There’s no magic formula for a healthy pregnancy diet. In fact, during pregnancy the basic principles of healthy eating remain the same — get plenty of fruits, vegetables, whole grains, lean protein and healthy fats. However, a few nutrients in a pregnancy diet deserve special attention. Here’s what tops the list.
Folate and folic acid — Prevent birth defects
Folate is a B vitamin that helps prevent neural tube defects, serious abnormalities of the brain and spinal cord. The synthetic form of folate found in supplements and fortified foods is known as folic acid. Folic acid supplementation has been shown to decrease the risk of premature birth.
How much you need: 400 to 800 micrograms a day of folate or folic acid before conception and throughout pregnancy
Good sources: Fortified cereals are great sources of folic acid.
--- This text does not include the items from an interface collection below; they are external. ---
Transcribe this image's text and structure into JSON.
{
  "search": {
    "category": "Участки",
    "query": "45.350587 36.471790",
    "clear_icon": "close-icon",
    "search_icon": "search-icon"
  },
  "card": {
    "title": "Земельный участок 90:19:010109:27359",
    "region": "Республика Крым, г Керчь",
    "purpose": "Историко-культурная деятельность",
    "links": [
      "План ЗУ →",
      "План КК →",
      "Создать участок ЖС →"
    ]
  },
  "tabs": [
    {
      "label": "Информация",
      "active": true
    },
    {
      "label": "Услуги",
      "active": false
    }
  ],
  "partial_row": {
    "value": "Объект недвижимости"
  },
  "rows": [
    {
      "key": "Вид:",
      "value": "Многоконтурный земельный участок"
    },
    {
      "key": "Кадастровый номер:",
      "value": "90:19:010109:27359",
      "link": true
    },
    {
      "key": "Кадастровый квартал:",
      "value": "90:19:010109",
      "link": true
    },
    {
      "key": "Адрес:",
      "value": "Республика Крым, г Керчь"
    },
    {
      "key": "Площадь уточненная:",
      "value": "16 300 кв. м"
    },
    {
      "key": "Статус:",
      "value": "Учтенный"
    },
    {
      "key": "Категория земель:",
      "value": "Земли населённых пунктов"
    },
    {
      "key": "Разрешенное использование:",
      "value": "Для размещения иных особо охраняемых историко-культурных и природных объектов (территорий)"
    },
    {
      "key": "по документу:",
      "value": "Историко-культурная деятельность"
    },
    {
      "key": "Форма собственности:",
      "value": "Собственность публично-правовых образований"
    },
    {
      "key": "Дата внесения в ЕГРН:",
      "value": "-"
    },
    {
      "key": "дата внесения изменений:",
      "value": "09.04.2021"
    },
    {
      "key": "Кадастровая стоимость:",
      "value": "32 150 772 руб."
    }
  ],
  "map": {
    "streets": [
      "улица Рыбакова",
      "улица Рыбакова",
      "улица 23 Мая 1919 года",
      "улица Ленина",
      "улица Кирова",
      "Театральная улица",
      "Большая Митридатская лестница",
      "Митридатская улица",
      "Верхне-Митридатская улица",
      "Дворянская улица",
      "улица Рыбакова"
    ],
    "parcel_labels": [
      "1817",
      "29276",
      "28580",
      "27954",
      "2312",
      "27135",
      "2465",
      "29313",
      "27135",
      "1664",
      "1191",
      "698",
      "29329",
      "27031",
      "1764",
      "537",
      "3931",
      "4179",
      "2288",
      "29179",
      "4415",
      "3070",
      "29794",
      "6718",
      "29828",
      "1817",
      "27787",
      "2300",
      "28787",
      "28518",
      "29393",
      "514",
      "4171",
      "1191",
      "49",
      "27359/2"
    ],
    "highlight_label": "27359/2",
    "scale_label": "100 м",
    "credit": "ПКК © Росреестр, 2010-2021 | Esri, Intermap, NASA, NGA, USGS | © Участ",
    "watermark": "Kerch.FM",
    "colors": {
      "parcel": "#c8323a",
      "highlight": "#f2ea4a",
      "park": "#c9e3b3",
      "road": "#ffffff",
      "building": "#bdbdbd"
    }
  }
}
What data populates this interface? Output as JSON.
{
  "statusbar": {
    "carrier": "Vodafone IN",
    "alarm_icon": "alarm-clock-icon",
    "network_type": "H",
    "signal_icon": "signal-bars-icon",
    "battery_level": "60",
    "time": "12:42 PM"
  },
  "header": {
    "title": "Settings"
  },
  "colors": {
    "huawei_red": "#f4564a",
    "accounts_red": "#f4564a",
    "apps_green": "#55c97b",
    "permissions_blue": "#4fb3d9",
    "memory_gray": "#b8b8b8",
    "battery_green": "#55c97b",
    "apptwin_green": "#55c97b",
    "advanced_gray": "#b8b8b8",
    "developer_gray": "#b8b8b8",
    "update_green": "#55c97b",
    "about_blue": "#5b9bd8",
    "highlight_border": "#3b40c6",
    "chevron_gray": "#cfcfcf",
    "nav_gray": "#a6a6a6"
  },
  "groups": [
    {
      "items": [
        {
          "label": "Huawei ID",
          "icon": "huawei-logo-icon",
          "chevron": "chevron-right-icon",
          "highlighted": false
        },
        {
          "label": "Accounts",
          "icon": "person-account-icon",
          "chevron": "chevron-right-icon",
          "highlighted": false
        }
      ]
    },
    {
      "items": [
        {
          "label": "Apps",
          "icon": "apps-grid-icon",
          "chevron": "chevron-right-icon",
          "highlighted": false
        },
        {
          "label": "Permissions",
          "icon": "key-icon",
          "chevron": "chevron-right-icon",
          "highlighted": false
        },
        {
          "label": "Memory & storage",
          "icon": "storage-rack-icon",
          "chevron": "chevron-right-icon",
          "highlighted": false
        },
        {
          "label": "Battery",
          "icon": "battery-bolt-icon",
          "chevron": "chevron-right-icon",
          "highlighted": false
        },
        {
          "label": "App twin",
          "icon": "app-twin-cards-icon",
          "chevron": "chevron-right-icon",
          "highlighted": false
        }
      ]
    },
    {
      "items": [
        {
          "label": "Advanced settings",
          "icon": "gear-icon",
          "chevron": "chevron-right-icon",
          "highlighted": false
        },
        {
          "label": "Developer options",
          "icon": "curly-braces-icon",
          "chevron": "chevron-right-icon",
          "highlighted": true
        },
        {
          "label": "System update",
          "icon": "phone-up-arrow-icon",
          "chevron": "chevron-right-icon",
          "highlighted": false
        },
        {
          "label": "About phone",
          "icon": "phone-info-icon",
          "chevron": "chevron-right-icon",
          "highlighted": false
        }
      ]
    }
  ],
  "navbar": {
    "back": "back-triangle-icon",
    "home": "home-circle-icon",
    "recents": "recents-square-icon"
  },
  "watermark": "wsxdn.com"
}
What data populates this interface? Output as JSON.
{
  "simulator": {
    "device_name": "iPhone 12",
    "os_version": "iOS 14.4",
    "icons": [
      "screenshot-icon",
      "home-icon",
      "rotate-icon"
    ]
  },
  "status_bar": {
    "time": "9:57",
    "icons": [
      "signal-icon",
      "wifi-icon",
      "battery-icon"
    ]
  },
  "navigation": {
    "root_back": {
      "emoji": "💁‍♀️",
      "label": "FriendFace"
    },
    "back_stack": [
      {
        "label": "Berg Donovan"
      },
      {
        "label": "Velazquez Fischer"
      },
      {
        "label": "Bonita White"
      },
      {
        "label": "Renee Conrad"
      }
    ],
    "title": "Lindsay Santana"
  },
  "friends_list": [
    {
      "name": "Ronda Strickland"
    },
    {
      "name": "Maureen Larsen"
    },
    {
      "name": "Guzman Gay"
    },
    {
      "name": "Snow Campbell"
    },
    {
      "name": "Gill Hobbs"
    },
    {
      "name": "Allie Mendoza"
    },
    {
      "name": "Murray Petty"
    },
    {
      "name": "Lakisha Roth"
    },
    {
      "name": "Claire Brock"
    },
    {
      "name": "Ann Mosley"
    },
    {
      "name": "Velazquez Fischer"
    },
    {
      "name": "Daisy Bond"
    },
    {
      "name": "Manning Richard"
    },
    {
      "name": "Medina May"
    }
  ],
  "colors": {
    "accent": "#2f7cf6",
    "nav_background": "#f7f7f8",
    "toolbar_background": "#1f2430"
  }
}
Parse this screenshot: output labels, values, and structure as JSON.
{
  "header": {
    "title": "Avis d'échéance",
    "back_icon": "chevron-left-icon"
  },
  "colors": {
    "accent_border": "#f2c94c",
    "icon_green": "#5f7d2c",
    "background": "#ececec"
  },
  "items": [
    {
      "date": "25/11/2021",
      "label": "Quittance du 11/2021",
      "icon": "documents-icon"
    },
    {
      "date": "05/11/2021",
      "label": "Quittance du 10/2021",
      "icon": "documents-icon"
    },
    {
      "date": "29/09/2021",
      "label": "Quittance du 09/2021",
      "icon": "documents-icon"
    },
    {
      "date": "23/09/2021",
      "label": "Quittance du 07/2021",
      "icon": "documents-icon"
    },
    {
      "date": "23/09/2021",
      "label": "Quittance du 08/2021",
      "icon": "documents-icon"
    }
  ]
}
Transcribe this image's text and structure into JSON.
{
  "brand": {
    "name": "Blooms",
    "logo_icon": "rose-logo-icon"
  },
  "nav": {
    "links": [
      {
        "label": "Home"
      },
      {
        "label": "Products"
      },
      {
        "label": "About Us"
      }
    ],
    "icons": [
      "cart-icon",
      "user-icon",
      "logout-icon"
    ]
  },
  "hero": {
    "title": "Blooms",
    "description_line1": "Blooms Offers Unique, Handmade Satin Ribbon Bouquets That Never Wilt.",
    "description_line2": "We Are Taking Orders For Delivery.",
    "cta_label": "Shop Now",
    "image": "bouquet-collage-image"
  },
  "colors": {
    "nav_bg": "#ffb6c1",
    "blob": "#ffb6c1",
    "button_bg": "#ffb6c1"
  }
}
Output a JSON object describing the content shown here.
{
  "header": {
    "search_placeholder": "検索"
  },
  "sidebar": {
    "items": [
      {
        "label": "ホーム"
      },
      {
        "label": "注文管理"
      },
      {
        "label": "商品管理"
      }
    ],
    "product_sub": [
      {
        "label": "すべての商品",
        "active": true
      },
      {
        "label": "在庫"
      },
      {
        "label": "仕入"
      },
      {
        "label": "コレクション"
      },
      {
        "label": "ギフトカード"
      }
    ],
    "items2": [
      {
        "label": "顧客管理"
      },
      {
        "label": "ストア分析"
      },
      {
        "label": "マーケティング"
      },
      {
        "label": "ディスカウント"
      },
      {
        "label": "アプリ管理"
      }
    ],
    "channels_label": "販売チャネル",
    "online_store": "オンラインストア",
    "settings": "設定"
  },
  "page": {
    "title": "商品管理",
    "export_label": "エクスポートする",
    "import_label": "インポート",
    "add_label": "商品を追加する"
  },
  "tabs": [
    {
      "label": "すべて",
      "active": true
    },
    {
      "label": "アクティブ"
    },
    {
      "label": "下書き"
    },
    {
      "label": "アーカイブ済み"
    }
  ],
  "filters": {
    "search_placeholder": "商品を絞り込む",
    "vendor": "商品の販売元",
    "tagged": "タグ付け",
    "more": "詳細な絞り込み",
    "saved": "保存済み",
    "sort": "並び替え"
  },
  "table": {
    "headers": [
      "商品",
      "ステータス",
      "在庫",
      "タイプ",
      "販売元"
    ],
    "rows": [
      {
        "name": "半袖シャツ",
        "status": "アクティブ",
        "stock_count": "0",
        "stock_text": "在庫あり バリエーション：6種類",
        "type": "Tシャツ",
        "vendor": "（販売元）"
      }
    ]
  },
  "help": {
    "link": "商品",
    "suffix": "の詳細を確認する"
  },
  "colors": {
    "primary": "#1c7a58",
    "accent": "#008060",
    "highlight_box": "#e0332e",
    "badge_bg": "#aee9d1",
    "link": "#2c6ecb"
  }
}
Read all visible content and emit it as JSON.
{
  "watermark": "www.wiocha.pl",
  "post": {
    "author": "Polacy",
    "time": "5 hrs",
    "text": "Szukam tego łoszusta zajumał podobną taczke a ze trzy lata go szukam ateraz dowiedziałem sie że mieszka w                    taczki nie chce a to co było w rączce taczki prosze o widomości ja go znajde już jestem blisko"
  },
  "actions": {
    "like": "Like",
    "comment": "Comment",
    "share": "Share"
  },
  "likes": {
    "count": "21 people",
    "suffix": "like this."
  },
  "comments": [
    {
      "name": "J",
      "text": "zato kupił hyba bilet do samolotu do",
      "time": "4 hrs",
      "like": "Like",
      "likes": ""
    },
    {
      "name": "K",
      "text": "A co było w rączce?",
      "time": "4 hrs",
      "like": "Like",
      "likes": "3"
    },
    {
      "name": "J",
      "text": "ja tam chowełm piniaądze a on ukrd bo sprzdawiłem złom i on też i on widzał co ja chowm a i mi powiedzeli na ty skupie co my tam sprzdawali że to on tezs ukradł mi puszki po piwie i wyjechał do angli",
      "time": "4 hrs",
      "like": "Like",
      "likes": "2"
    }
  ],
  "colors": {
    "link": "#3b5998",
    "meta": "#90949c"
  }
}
Leafy green vegetables, citrus fruits, and dried beans and peas are good sources of naturally occurring folate.
Calcium — Strengthen bones
You and your baby need calcium for strong bones and teeth. Calcium also helps your circulatory, muscular and nervous systems run normally.
How much you need: 1,000 milligrams a day; pregnant teenagers need 1,300 milligrams a day
Good sources: Dairy products are the best absorbed sources of calcium. Nondairy sources include broccoli and kale. Many fruit juices and breakfast cereals are fortified with calcium, too.
Vitamin D — Promote bone strength
Vitamin D also helps build your baby’s bones and teeth.
How much you need: 600 international units (IU) a day
Good sources: Fatty fish, such as salmon, is a great source of vitamin D. Other options include fortified milk and orange juice.
Protein — Promote growth
Protein is crucial for your baby’s growth throughout pregnancy.
How much you need: 71 grams a day
Good sources: Lean meat, poultry, fish and eggs are great sources of protein. Other options include beans and peas, nuts, seeds and soy products.
Iron — Prevent iron deficiency anemia
Your body uses iron to make hemoglobin, a protein in the red blood cells that carries oxygen to your tissues. During pregnancy, you need double the amount of iron that nonpregnant women need. Your body needs this iron to make more blood to supply oxygen to your baby.
If you don’t have enough iron stores or get enough iron during pregnancy, you could develop iron deficiency anemia. You might become fatigued. Severe iron deficiency anemia during pregnancy also increases your risk of premature birth, having a low birth weight baby and postpartum depression.
How much you need: 27 milligrams a day
Good sources: Lean red meat, poultry and fish are good sources of iron. Other options include iron-fortified breakfast cereals, beans and vegetables.